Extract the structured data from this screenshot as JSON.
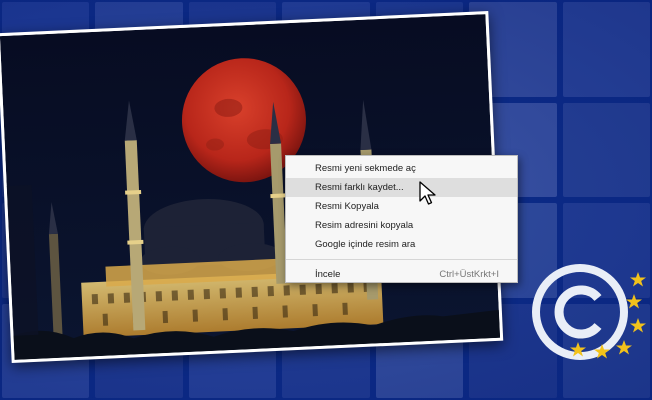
{
  "context_menu": {
    "items": [
      {
        "label": "Resmi yeni sekmede aç"
      },
      {
        "label": "Resmi farklı kaydet..."
      },
      {
        "label": "Resmi Kopyala"
      },
      {
        "label": "Resim adresini kopyala"
      },
      {
        "label": "Google içinde resim ara"
      }
    ],
    "inspect": {
      "label": "İncele",
      "shortcut": "Ctrl+ÜstKrkt+I"
    }
  },
  "colors": {
    "moon": "#b8261a",
    "mosque_lights": "#f0c85a",
    "night_sky": "#060b1e",
    "background_blue": "#0d2f8a",
    "copyright_ring": "#e9eef7",
    "stars": "#f2c21b"
  },
  "icons": {
    "cursor": "arrow-cursor-icon",
    "logo": "copyright-icon",
    "stars": "eu-star-icon"
  }
}
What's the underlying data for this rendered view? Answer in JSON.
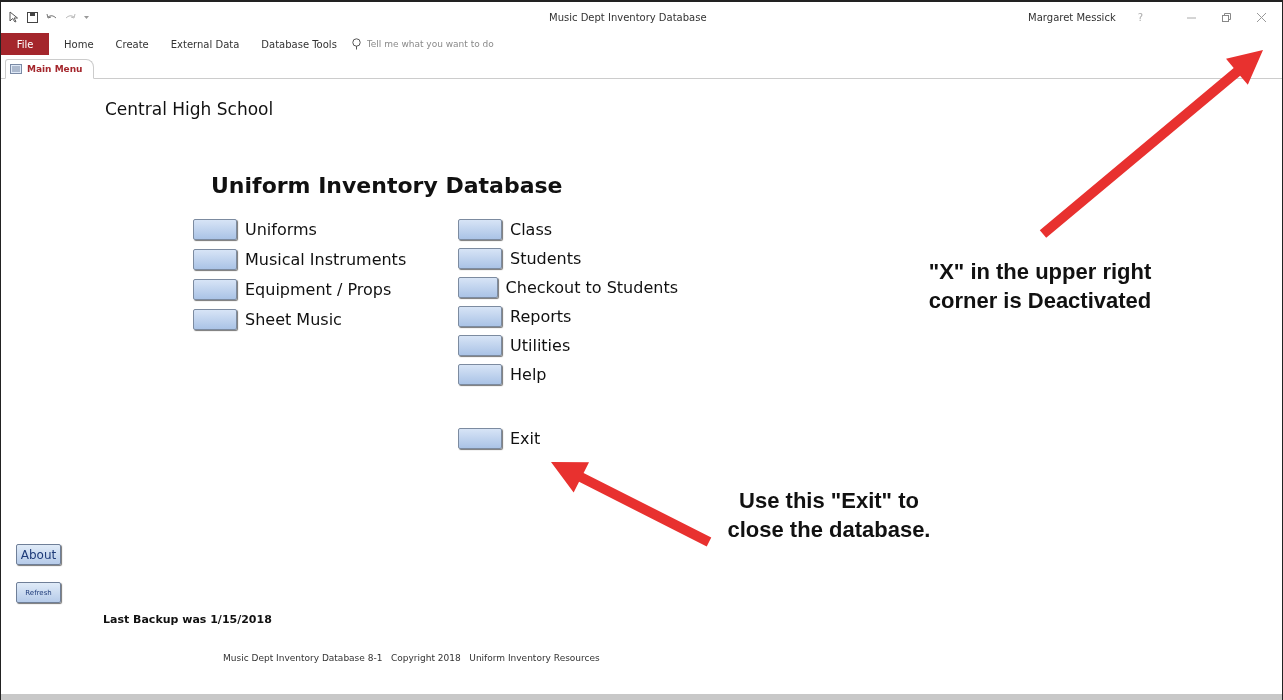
{
  "window": {
    "title": "Music Dept Inventory Database",
    "user": "Margaret Messick",
    "help": "?"
  },
  "ribbon": {
    "tabs": [
      {
        "label": "File",
        "kind": "file"
      },
      {
        "label": "Home",
        "kind": "tab"
      },
      {
        "label": "Create",
        "kind": "tab"
      },
      {
        "label": "External Data",
        "kind": "tab"
      },
      {
        "label": "Database Tools",
        "kind": "tab"
      }
    ],
    "search": {
      "placeholder": "Tell me what you want to do"
    }
  },
  "document_tabs": [
    {
      "label": "Main Menu",
      "selected": true
    }
  ],
  "form": {
    "school": "Central High School",
    "heading": "Uniform Inventory Database",
    "menu_left": [
      "Uniforms",
      "Musical Instruments",
      "Equipment / Props",
      "Sheet Music"
    ],
    "menu_right": [
      "Class",
      "Students",
      "Checkout to Students",
      "Reports",
      "Utilities",
      "Help"
    ],
    "exit": "Exit",
    "side_buttons": [
      "About",
      "Refresh"
    ],
    "last_backup": "Last Backup was 1/15/2018",
    "footer": "Music Dept Inventory Database 8-1   Copyright 2018   Uniform Inventory Resources"
  },
  "annotations": [
    {
      "text": "\"X\" in the upper right corner is Deactivated"
    },
    {
      "text": "Use this \"Exit\" to close the database."
    }
  ]
}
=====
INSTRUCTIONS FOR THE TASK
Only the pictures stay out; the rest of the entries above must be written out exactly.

RESULT OF THIS TASK
Extract the structured data from this screenshot as JSON.
{
  "context_menu": {
    "items": [
      {
        "label": "Resmi yeni sekmede aç"
      },
      {
        "label": "Resmi farklı kaydet..."
      },
      {
        "label": "Resmi Kopyala"
      },
      {
        "label": "Resim adresini kopyala"
      },
      {
        "label": "Google içinde resim ara"
      }
    ],
    "inspect": {
      "label": "İncele",
      "shortcut": "Ctrl+ÜstKrkt+I"
    }
  },
  "colors": {
    "moon": "#b8261a",
    "mosque_lights": "#f0c85a",
    "night_sky": "#060b1e",
    "background_blue": "#0d2f8a",
    "copyright_ring": "#e9eef7",
    "stars": "#f2c21b"
  },
  "icons": {
    "cursor": "arrow-cursor-icon",
    "logo": "copyright-icon",
    "stars": "eu-star-icon"
  }
}
What's the underlying data for this rendered view? Answer in JSON.
{
  "window": {
    "title": "Music Dept Inventory Database",
    "user": "Margaret Messick",
    "help": "?"
  },
  "ribbon": {
    "tabs": [
      {
        "label": "File",
        "kind": "file"
      },
      {
        "label": "Home",
        "kind": "tab"
      },
      {
        "label": "Create",
        "kind": "tab"
      },
      {
        "label": "External Data",
        "kind": "tab"
      },
      {
        "label": "Database Tools",
        "kind": "tab"
      }
    ],
    "search": {
      "placeholder": "Tell me what you want to do"
    }
  },
  "document_tabs": [
    {
      "label": "Main Menu",
      "selected": true
    }
  ],
  "form": {
    "school": "Central High School",
    "heading": "Uniform Inventory Database",
    "menu_left": [
      "Uniforms",
      "Musical Instruments",
      "Equipment / Props",
      "Sheet Music"
    ],
    "menu_right": [
      "Class",
      "Students",
      "Checkout to Students",
      "Reports",
      "Utilities",
      "Help"
    ],
    "exit": "Exit",
    "side_buttons": [
      "About",
      "Refresh"
    ],
    "last_backup": "Last Backup was 1/15/2018",
    "footer": "Music Dept Inventory Database 8-1   Copyright 2018   Uniform Inventory Resources"
  },
  "annotations": [
    {
      "text": "\"X\" in the upper right corner is Deactivated"
    },
    {
      "text": "Use this \"Exit\" to close the database."
    }
  ]
}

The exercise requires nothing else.